The remembrance of the book lined study idea takes me back to a memory from college. For some reason I was in the office of one of my Philosophy teachers. His office had hundreds of books on wall mounted book shelves. He saw me observing that and asked if I was impressed by the number of books. I was actually impressed that he got the college to put up that many book shelves for him. I was 19 and been buying books for years at that point. Quantity of books didn't impress me as I knew how inexpensive it could be to amass quite a few. I did know what an ordeal it was to get anything accomplished at La Salle University (great faculty, but the non-teaching staff was terrible), so I was way more impressed with the book shelves. Rather than express all that, I just said "yes".

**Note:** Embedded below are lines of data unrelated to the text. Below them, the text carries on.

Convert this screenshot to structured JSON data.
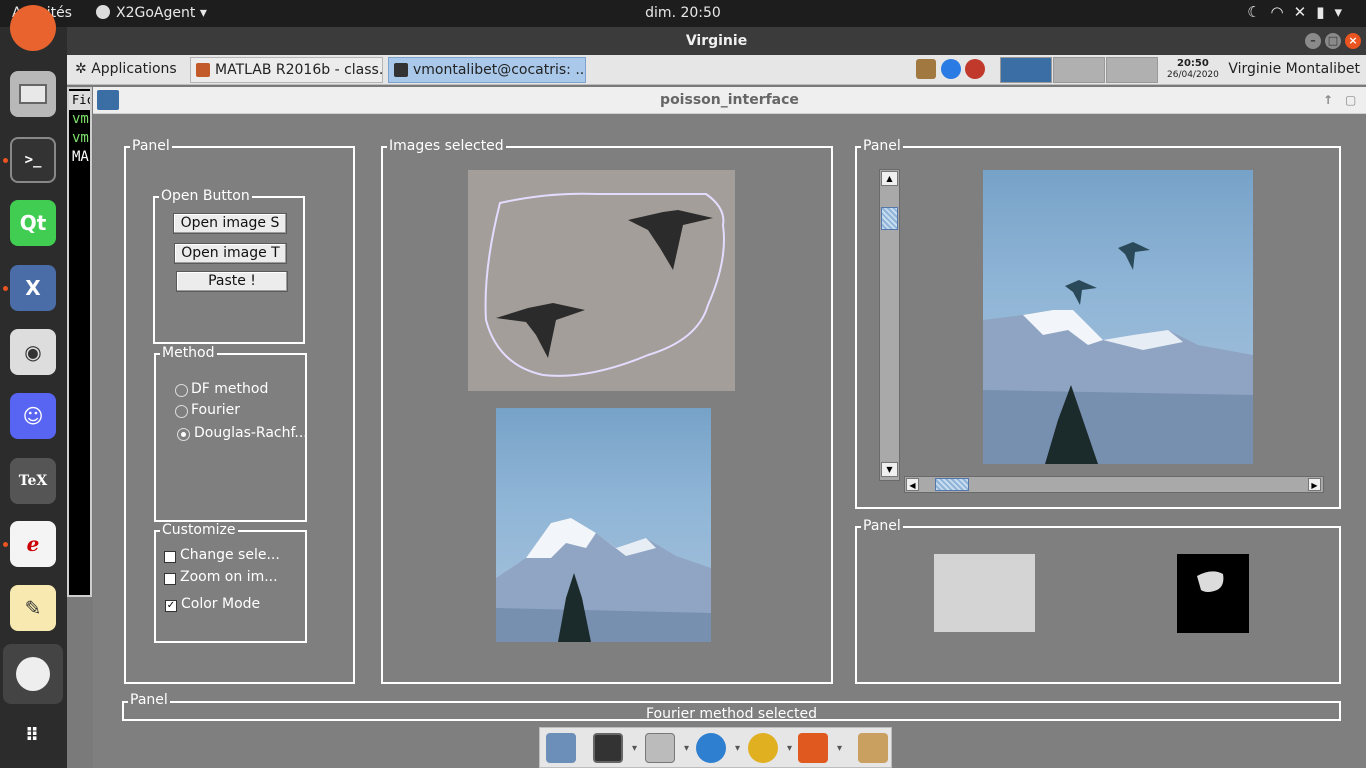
{
  "topbar": {
    "activities": "Activités",
    "app_menu": "X2GoAgent",
    "clock": "dim. 20:50"
  },
  "remote_window": {
    "title": "Virginie"
  },
  "xfce_panel": {
    "applications": "Applications",
    "tasks": [
      {
        "label": "MATLAB R2016b - class..."
      },
      {
        "label": "vmontalibet@cocatris: ..."
      }
    ],
    "clock_time": "20:50",
    "clock_date": "26/04/2020",
    "user": "Virginie Montalibet"
  },
  "terminal": {
    "lines": [
      "vm",
      "vm",
      "MA"
    ],
    "menu_fragment": "Fic"
  },
  "window": {
    "title": "poisson_interface"
  },
  "left_panel": {
    "title": "Panel",
    "open_group": {
      "title": "Open Button",
      "buttons": [
        "Open image S",
        "Open image T",
        "Paste !"
      ]
    },
    "method_group": {
      "title": "Method",
      "options": [
        "DF method",
        "Fourier",
        "Douglas-Rachf..."
      ],
      "selected": "Douglas-Rachf..."
    },
    "customize_group": {
      "title": "Customize",
      "checks": [
        {
          "label": "Change sele...",
          "checked": false
        },
        {
          "label": "Zoom on im...",
          "checked": false
        },
        {
          "label": "Color Mode",
          "checked": true
        }
      ]
    }
  },
  "images_panel": {
    "title": "Images selected"
  },
  "result_panel": {
    "title": "Panel"
  },
  "masks_panel": {
    "title": "Panel"
  },
  "status_panel": {
    "title": "Panel",
    "message": "Fourier method selected"
  },
  "colors": {
    "accent": "#3a6ea5",
    "panel_bg": "#7f7f7f",
    "selection_outline": "#e3dcff"
  }
}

Once I got my own house, I discovered reading a book in a book lined room wasn't as romantic as it sounded, not in the least. Maureen and I have quite a collection of books. Technology has really changed everything, or almost everything. Turns out for me the content is more important than the physical object. Like music, I'd rather have them all in electronic form, but that getting them that way would cost way more than owning printed copies nobody much wants. Unlike CDs, books aren't easily rippable, so unlike our large collection of CDs, which will probably go away at some point, like vinyl albums and cassette tapes, our books will probably continue to take up space in our home for quite a while.

So onto the book. It was a very good read despite knowing whodunnit. I liked it. Unlike the movie, it was never dull.

Still no back story on Poirot, who winds up on the Orient Express after getting called back early from Istanbul, here called Stambul for some reason.

In Europe, Pullman (sleeper) cars were called Wagons-Lits. In the USA, the Pullman Company out of Chicago, built and operated the sleeper cars. They had some sort of deal with the railroads to attach the sleeper cars to the trains. Compagnie Internationale des Wagons-Lits was the European copy.

(1934) Mr Parker Pyne Detective
I read this one before too. Mr. Parker Pyne is a retired government statistician who opens a business to help unhappy people. This one too is a collection of related short stories. It was a good read the second time around too.

Mr. PP is famous for his daily front page ad in the newpaper inviting unhappy people to visit his office, where he will solve their problems. This got me to thinking about the death of newspapers. Once they were the only means to reach the masses. News, classified ads for jobs or apartments or stuff, entertainment, ads for services, it was all there. The service ads were published daily waiting for someone to need a lawyer, doctor, plumber, whatever. All of those things were gradually usurped by other media.

This book had a real potential to be terribly dated with sexism and racism. Happy it isn't.

Parker Pyne winds up on vacation for the stories at the end of the book, where he winds up on the Orient Express. She got some mileage from that train trip.

(1934) Why Didn't They Ask Evans
I read this one before too. It features two somewhat young people in their mid 20s. One a titled daughter of a very rich man, the other a penniless 4th son of a country vicar who was aimless after leaving the military.

The heroine is a rehash of Bundle, Lady Whatever of Seven Dials Mystery and The Secret of Chimneys. She too is rich, titled due to the death of her mother, independent, doesn't work, and lives with her widower father. This reads like a Tommy and Tuppance book, which isn't a bad thing.

For one part, the vicar's son poses as her chauffeur. While the lady is staying at the country estate, the chauffeur stays at the local pub. His only duties are to be near the phone in case the lady wanted to be driven somewhere. So that answers the chauffeur mystery from The Mysterious Mr. Quin.

Plenty of twists and turns in the plot. A great read. Of course rich chick settles down with poor boy. I liked this one, but it left me a little cold.

I have 13 more books to read to get from 1935 to 39. I have two down. Next installment will be in a few months.